**Problem statement:**
Look through the data below. Pick out the lines holding the string "webcam".

[Opening Record excerpts section]

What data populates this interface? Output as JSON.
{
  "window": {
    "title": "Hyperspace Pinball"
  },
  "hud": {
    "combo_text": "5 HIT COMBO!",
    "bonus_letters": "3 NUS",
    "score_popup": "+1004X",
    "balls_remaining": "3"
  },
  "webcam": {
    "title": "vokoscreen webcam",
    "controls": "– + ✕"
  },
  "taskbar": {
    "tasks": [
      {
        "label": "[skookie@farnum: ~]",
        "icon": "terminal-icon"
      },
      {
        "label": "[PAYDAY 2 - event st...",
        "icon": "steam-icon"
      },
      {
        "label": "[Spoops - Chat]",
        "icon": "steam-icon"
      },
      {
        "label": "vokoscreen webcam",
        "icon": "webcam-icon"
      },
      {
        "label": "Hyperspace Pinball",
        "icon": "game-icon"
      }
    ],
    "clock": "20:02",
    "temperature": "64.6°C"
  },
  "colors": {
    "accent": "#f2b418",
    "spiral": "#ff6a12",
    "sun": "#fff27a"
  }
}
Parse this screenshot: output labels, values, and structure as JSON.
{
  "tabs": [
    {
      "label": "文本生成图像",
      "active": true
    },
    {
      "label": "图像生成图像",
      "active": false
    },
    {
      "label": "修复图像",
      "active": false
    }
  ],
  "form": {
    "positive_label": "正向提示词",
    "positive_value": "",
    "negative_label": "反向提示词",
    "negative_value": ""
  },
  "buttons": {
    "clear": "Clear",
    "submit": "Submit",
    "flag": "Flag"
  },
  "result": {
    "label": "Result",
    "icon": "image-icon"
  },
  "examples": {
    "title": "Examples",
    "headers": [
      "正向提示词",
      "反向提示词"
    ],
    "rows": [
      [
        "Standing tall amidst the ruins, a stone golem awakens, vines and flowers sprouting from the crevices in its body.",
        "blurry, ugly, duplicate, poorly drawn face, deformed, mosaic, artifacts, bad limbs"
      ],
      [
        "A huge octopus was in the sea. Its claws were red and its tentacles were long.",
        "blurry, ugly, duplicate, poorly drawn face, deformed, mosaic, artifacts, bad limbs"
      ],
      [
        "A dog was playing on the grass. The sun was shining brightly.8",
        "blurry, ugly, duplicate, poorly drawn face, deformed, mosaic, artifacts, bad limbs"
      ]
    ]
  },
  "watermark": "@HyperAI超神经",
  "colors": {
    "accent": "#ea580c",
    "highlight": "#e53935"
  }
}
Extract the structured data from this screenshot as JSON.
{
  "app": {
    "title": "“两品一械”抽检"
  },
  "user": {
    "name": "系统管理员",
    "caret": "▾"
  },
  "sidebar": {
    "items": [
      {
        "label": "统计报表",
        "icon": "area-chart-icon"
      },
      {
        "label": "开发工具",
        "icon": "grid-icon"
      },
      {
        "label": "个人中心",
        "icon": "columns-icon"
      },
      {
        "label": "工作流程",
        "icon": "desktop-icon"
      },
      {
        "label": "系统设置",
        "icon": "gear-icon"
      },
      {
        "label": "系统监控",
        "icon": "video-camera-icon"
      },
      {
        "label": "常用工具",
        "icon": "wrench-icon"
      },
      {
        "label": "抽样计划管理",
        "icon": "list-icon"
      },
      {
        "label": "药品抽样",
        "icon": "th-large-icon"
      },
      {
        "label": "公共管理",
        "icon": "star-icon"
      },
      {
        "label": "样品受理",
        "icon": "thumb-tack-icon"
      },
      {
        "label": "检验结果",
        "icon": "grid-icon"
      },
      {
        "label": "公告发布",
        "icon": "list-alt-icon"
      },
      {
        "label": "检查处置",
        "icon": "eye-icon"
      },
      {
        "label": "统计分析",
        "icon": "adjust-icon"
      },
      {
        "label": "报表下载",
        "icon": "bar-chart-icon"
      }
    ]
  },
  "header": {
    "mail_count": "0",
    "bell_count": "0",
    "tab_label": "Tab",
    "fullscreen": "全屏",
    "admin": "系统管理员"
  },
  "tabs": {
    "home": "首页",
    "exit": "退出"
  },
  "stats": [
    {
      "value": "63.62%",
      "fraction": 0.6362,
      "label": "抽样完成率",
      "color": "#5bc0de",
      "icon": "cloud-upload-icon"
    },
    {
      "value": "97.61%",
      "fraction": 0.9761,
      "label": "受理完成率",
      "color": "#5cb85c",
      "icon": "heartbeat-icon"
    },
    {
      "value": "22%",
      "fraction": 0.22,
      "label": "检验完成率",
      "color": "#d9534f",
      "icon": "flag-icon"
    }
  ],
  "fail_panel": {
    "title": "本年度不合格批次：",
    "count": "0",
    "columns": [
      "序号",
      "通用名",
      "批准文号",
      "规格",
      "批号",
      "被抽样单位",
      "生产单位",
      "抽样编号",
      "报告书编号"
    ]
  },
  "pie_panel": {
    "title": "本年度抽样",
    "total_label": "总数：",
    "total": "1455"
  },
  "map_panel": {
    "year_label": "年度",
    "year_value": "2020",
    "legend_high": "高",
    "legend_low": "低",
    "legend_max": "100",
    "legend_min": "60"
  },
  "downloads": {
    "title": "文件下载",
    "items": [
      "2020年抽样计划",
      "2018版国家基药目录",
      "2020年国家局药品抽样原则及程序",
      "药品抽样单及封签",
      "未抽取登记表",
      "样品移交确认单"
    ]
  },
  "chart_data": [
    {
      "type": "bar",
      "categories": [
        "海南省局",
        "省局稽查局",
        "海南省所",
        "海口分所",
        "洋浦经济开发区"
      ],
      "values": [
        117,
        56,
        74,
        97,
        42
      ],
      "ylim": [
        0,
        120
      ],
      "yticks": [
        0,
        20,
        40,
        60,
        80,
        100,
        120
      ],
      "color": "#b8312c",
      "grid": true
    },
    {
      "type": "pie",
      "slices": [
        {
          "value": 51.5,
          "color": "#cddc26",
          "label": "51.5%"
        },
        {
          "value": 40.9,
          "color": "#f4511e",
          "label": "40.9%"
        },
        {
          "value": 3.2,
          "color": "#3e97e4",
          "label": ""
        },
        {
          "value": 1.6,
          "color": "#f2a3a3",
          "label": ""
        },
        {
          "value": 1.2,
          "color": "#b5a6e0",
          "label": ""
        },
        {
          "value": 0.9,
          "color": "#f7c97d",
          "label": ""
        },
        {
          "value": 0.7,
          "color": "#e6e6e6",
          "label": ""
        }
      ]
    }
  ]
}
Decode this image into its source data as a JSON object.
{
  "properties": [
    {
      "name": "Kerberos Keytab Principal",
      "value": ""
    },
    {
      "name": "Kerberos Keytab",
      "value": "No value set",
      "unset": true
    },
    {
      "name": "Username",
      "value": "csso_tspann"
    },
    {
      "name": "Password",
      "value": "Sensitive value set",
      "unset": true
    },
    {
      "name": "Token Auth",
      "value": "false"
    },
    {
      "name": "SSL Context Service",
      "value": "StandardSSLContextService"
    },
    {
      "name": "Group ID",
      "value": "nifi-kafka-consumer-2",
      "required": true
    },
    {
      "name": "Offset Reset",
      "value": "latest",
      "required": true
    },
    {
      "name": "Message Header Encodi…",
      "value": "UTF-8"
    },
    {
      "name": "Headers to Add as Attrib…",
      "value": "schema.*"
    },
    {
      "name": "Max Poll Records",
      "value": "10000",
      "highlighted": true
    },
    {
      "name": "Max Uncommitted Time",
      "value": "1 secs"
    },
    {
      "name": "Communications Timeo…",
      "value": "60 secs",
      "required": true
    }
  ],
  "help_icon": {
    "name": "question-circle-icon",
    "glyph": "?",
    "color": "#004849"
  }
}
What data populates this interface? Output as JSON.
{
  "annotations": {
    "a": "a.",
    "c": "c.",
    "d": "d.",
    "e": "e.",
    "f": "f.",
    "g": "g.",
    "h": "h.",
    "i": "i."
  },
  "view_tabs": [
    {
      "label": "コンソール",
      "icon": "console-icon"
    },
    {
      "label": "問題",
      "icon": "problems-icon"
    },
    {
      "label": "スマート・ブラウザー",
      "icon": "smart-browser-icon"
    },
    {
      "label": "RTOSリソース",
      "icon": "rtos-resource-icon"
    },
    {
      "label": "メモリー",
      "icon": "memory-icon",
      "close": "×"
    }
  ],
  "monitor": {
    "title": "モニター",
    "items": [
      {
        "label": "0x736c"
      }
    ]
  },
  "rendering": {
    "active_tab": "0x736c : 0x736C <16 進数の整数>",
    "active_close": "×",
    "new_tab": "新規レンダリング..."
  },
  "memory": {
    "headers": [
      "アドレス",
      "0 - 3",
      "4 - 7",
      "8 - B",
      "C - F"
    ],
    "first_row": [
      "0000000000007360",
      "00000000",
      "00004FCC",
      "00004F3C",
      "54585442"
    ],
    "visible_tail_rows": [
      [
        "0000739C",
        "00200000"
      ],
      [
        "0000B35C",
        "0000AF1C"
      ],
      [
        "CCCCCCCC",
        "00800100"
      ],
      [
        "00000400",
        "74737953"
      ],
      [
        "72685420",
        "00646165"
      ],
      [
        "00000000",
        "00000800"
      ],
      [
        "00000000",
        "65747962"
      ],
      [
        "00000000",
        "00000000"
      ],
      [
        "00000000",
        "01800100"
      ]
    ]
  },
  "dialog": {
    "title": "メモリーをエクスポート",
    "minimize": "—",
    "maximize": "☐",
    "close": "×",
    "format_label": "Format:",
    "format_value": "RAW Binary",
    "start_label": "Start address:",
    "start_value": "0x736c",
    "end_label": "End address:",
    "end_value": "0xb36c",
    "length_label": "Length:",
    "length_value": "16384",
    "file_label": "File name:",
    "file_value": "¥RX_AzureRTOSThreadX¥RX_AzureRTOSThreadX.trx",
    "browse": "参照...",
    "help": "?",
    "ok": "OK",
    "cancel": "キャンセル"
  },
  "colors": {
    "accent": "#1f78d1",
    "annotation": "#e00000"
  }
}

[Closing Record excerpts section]

**Answer for this exercise:**
  "webcam": {
    "title": "vokoscreen webcam",
        "label": "vokoscreen webcam",
        "icon": "webcam-icon"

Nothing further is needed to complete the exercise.